Volkswagen Golf GTI (2013 – 2020) Review
Volkswagen Golf GTI (2013 – 2020) At A Glance
The Volkswagen Golf GTI is a constant of the hot hatch sector. Where others have waxed and waned with their offerings, Volkswagen has consistently offered drivers a hot version of its hatch and they have, generally, repaid this by choosing the GTI in large numbers. That has been the case with the seventh generation GTI, which grew in power from an initial 220PS to an end of the line 245PS, with the 265PS Clubsport thrown in for good measure.
While some manufacturers may have pinched the GTI badge for sporty versions of their hatchbacks, the fact is that there is only one true claimant to the name and that’s the Volkswagen Golf GTI.
The seventh generation Golf GTI follows the now familiar formula with a turbocharged 2.0 TSI petrol engine, with power steadily increased during its lifetime, a front-wheel drive layout and, we're pleased to say, those much loved checker cloth seats.
Of course, it's a very different car from the original 1976 Golf GTI, but it's great to see this hot hatch survived the doldrums of the Mk4 from the late 1990s when there were some frankly terrible versions, the worst of which used a 2.0-litre engine with just 115PS. Not what you'd call fast.
Fortunately, those days are long gone. The fightback started with the fifth-generation model that set the template for what we have now and the Golf GTI is once again a bona fide performance machine. It looks the part too. The sharp lines of the new Golf lend themselves perfectly to the GTI and it sits lower with those lovely gloss 18-inch alloys now a GTI trademark bit of design.
There are plenty of nods to the past with the red stripe across the grille that now continues across the headlights which are xenon as standard. At the back there's a tailgate spoiler and dual exhausts giving it a purposeful but understated look. It's the antithesis of the brash Honda Civic Type R.
Under the bonnet, the Golf GTI in its seventh outing has had its power output steadily improved from launch in 2013. Back then, it was offered with 220PS as standard or you could upgrade to the Performance model with 230PS. A limited edition Clubsport model arrived in 2016 with up to 265PS on tap, while the standard GTI grew to 245PS.
The final fling for this Golf GTI was the TCR, which stand for Touring Car Racing, and has 290PS. That bridges the gap between the GTI and Golf R, so it tells you where the TCR’s performance lies with 0-62mph in 5.6 seconds but still with front-wheel drive rather than the R’s all-wheel drive set-up.

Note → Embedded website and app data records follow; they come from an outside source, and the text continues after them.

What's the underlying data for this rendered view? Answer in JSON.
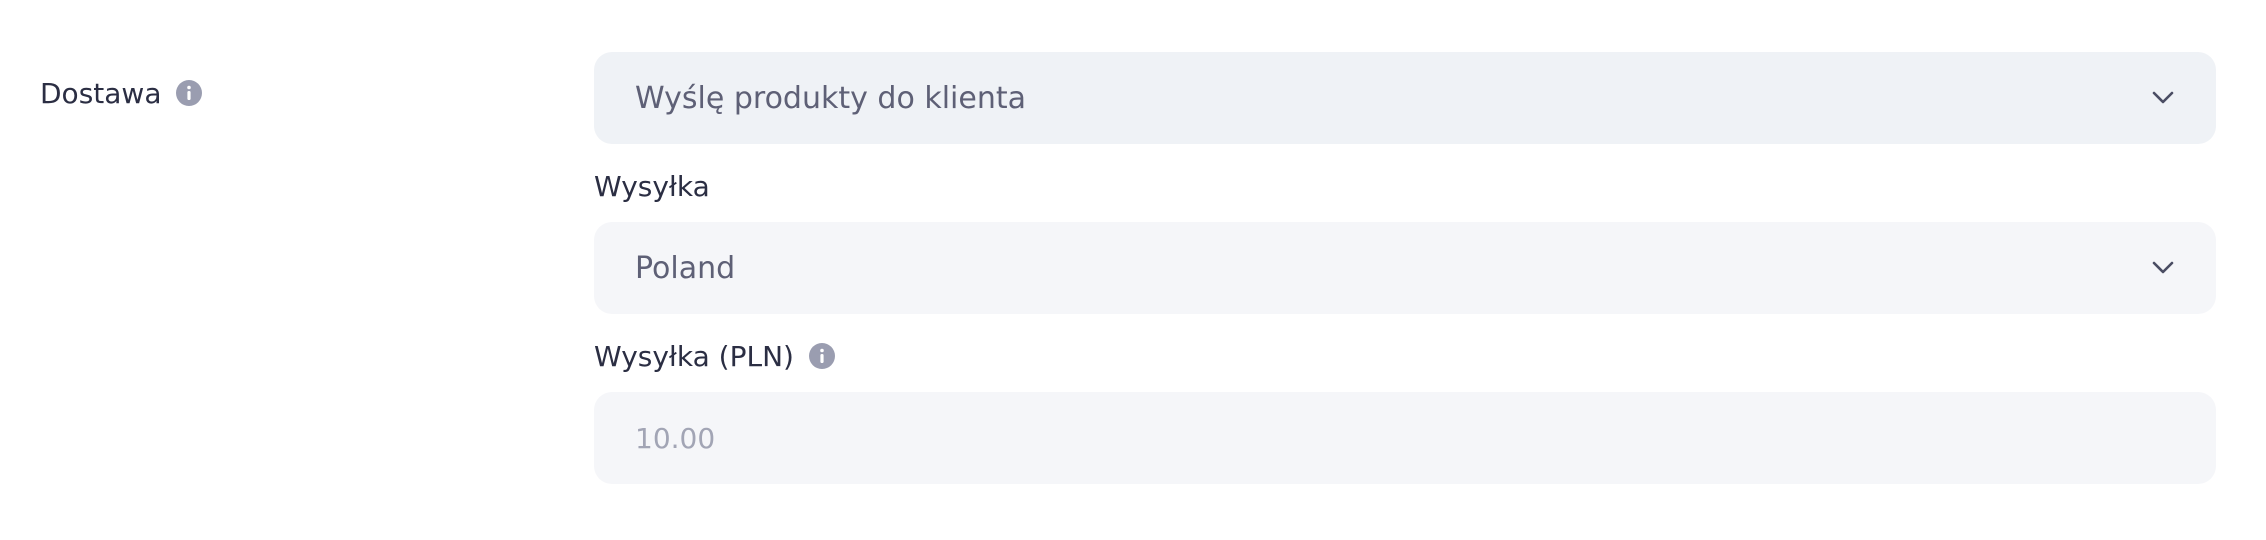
{
  "delivery": {
    "label": "Dostawa",
    "selected": "Wyślę produkty do klienta"
  },
  "shipping": {
    "label": "Wysyłka",
    "selected": "Poland"
  },
  "shipping_cost": {
    "label": "Wysyłka (PLN)",
    "placeholder": "10.00"
  },
  "icons": {
    "info": "info-icon",
    "chevron": "chevron-down-icon"
  },
  "colors": {
    "info_icon": "#9a9db0",
    "select_bg_primary": "#eff2f6",
    "select_bg_secondary": "#f5f6f9"
  }
}
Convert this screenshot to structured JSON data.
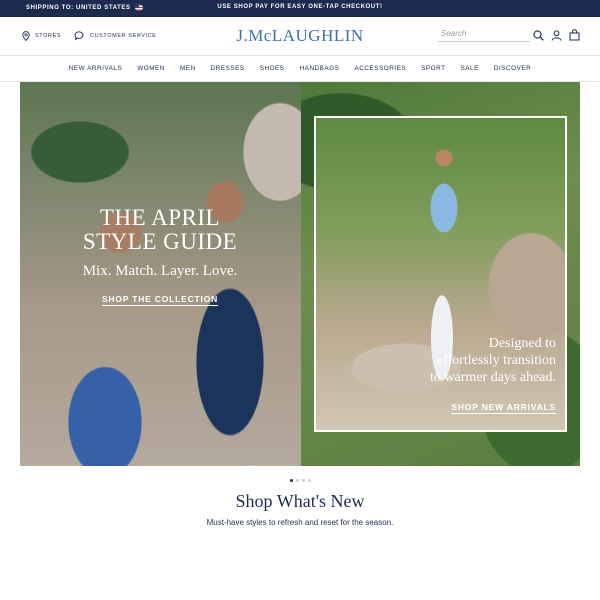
{
  "announcement": {
    "shipping": "SHIPPING TO: UNITED STATES",
    "promo": "USE SHOP PAY FOR EASY ONE-TAP CHECKOUT!"
  },
  "header": {
    "stores": "STORES",
    "customer_service": "CUSTOMER SERVICE",
    "logo": "J.McLAUGHLIN",
    "search_placeholder": "Search"
  },
  "nav": [
    "NEW ARRIVALS",
    "WOMEN",
    "MEN",
    "DRESSES",
    "SHOES",
    "HANDBAGS",
    "ACCESSORIES",
    "SPORT",
    "SALE",
    "DISCOVER"
  ],
  "hero": {
    "title_line1": "THE APRIL",
    "title_line2": "STYLE GUIDE",
    "subtitle": "Mix. Match. Layer. Love.",
    "cta_left": "SHOP THE COLLECTION",
    "right_line1": "Designed to",
    "right_line2": "effortlessly transition",
    "right_line3": "to warmer days ahead.",
    "cta_right": "SHOP NEW ARRIVALS"
  },
  "carousel": {
    "total": 4,
    "active": 1
  },
  "section": {
    "title": "Shop What's New",
    "subtitle": "Must-have styles to refresh and reset for the season."
  },
  "colors": {
    "navy": "#1c2a4e",
    "logo_blue": "#3a6fb7"
  }
}
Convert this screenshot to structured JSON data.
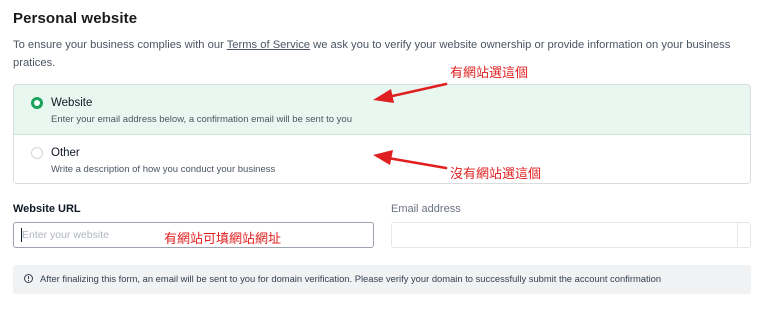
{
  "section": {
    "title": "Personal website",
    "desc_before": "To ensure your business complies with our ",
    "tos_link": "Terms of Service",
    "desc_after": " we ask you to verify your website ownership or provide information on your business pratices."
  },
  "options": [
    {
      "label": "Website",
      "sub": "Enter your email address below, a confirmation email will be sent to you",
      "selected": true
    },
    {
      "label": "Other",
      "sub": "Write a description of how you conduct your business",
      "selected": false
    }
  ],
  "annotations": {
    "website": "有網站選這個",
    "other": "沒有網站選這個",
    "url": "有網站可填網站網址"
  },
  "form": {
    "url_label": "Website URL",
    "url_placeholder": "Enter your website",
    "url_value": "",
    "email_label": "Email address",
    "email_value": ""
  },
  "notice": {
    "icon": "info-icon",
    "text": "After finalizing this form, an email will be sent to you for domain verification. Please verify your domain to successfully submit the account confirmation"
  },
  "colors": {
    "accent": "#1aa35a",
    "selected_bg": "#e8f7ef",
    "annotation": "#e02020"
  }
}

The interior of the GTI combines the high quality of the rest of Golf range with some nice touches including the checked cloth seats, red stitching on the lovely flat-bottomed steering wheel and of course the golf-ball style gear lever. It feels special from behind the wheel with superb fit and finish and a perfect driving position. Those sports seats provide excellent side and under thigh support too.
As an all-round hot hatch, the Golf GTI is easily the best on the market. Sure, rival cars may have more power or be quicker accelerating in a straight line, but nothing can match the superb ability and combination of power and finesse that the GTI offers. It's a car that's going to tick a lot of hot hatch buyers’ boxes.